[0240] Sample 3HIP was made by a HIP process in accordance with the invention. Sample 3REF was made conventionally by hot extrusion from a bar material, followed by cold pilgering to form a pipe.

[0241] The samples were subjected to conditions as typically encountered in urea production. Accordingly, the samples were submerged in a solution containing urea, carbon dioxide, water, ammonia, and ammonium carbamate. The conditions were as follows:

TABLE-US-00009 N/C ratio: 2.9 Temperature: 210 .degree. C. Pressure: 260 Bar Exposure time: 24 Hours Oxygen content: <0.01%

[0242] Subsequently, micro preparations were obtained from the samples as in Example 2. In these samples, the austenite spacing (according to DNV-RP-F112) and the austenite length/width ratio were determined in two directions perpendicular to each other, again as shown in FIG. 6.

[0243] The results are given in Table 9 with reference to weight reduction and selective attack of the material. The HIPed material of the invention shows a substantially lower weight-loss, and no selective attack.

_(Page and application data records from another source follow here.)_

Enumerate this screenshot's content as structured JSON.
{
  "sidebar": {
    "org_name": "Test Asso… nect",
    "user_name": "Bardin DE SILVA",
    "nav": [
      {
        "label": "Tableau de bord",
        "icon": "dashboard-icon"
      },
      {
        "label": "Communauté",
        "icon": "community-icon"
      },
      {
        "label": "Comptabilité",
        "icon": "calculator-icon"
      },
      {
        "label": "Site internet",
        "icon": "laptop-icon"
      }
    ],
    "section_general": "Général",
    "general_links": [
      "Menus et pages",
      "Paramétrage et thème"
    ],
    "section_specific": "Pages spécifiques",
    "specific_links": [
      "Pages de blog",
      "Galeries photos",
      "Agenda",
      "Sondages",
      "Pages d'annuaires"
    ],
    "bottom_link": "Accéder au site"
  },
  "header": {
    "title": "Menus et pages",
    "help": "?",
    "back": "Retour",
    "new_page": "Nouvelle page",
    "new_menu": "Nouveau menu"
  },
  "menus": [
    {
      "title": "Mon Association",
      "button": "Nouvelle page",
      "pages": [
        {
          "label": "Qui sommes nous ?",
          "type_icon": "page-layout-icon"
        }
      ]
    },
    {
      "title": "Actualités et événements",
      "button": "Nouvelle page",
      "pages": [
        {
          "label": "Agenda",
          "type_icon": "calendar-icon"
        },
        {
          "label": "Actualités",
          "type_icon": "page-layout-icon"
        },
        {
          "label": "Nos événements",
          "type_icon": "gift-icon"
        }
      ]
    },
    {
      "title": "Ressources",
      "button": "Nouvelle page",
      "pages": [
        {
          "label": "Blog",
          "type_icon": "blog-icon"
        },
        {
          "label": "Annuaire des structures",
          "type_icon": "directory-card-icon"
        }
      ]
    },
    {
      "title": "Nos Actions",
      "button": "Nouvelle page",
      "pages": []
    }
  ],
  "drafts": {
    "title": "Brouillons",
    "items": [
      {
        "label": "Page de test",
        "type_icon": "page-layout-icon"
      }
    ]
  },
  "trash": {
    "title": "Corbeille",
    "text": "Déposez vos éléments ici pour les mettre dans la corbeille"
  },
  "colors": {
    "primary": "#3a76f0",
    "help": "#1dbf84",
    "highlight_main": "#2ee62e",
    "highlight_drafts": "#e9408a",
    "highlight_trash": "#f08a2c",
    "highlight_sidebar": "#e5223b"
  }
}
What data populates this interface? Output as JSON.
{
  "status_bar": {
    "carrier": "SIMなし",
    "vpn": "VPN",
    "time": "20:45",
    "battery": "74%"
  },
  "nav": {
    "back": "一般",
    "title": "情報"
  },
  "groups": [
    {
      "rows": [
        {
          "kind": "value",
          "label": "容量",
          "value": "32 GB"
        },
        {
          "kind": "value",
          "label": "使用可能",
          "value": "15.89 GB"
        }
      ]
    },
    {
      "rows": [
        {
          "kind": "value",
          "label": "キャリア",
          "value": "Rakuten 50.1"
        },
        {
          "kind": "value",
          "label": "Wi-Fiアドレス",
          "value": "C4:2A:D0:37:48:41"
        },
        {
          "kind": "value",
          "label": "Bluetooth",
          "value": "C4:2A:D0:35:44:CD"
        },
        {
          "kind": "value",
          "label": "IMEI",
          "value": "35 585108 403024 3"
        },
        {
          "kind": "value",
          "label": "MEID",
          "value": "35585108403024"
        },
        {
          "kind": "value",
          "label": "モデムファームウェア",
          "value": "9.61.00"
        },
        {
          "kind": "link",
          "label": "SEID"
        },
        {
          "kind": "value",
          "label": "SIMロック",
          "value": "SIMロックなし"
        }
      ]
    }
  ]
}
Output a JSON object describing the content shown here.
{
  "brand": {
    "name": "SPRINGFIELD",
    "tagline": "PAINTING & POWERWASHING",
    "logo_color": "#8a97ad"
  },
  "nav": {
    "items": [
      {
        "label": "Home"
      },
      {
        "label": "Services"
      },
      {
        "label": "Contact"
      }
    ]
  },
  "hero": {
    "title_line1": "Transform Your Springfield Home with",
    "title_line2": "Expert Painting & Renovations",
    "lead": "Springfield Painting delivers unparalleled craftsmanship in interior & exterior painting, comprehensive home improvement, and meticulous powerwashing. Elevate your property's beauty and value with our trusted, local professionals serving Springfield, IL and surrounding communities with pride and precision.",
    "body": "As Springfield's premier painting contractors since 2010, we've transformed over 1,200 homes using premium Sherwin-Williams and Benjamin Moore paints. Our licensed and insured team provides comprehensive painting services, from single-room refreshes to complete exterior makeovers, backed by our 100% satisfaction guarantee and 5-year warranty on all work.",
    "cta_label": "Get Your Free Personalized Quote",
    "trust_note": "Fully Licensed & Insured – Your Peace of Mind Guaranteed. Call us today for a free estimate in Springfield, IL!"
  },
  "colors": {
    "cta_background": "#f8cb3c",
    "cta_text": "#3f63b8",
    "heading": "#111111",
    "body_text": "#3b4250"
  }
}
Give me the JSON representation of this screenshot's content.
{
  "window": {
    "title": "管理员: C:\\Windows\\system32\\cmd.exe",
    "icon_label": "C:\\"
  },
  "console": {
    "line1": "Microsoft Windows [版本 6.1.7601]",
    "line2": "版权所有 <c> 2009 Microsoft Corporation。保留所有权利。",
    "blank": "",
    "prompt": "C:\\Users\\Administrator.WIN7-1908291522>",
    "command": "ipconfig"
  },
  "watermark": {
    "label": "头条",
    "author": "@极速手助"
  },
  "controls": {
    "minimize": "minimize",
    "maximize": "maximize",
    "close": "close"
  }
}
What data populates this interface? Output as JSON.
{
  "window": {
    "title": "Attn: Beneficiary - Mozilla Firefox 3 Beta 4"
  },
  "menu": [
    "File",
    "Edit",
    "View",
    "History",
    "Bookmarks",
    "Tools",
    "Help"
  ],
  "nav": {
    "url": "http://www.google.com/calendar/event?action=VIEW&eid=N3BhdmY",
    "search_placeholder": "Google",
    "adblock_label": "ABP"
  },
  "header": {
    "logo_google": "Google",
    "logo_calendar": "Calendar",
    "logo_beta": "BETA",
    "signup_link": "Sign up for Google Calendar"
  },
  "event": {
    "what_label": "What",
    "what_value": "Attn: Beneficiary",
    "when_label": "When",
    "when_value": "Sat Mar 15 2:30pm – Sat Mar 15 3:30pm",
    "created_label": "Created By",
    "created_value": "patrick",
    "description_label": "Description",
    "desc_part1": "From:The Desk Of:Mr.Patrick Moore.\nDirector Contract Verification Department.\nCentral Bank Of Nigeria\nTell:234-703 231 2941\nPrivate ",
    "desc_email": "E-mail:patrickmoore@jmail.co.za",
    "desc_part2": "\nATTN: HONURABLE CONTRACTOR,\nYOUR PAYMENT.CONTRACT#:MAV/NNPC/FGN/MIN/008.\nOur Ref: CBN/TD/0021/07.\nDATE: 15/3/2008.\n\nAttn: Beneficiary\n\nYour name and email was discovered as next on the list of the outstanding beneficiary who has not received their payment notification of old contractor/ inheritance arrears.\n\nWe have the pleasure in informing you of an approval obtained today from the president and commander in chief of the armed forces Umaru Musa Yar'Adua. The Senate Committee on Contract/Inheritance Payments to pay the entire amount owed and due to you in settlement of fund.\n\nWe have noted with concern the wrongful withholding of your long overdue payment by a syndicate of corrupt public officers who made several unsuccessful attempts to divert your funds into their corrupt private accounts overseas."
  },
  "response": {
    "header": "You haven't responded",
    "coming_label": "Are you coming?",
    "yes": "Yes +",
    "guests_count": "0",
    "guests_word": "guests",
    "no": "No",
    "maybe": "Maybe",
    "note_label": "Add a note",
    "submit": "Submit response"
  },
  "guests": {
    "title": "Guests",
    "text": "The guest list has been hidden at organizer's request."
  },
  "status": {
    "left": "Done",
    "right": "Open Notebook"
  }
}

TABLE-US-00010 TABLE 9 Ammonium carbamate test Sample 3HIP Sample 3REF Austenite spacing (.mu.m): CA 1 1.672 26.025 Austenite spacing (.mu.m): CA 2 1.414 4.454 Weight loss (gr/m2/hr) 0.22 0.67 Selective Attack (.mu.m) none max 30

* * * * *

File A Patent Application

  • Protect your idea -- Don't let someone else file first. Learn more.

  • 3 Easy Steps -- Complete Form, application Review, and File. See our process.

  • Attorney Review -- Have your application reviewed by a Patent Attorney. See what's included.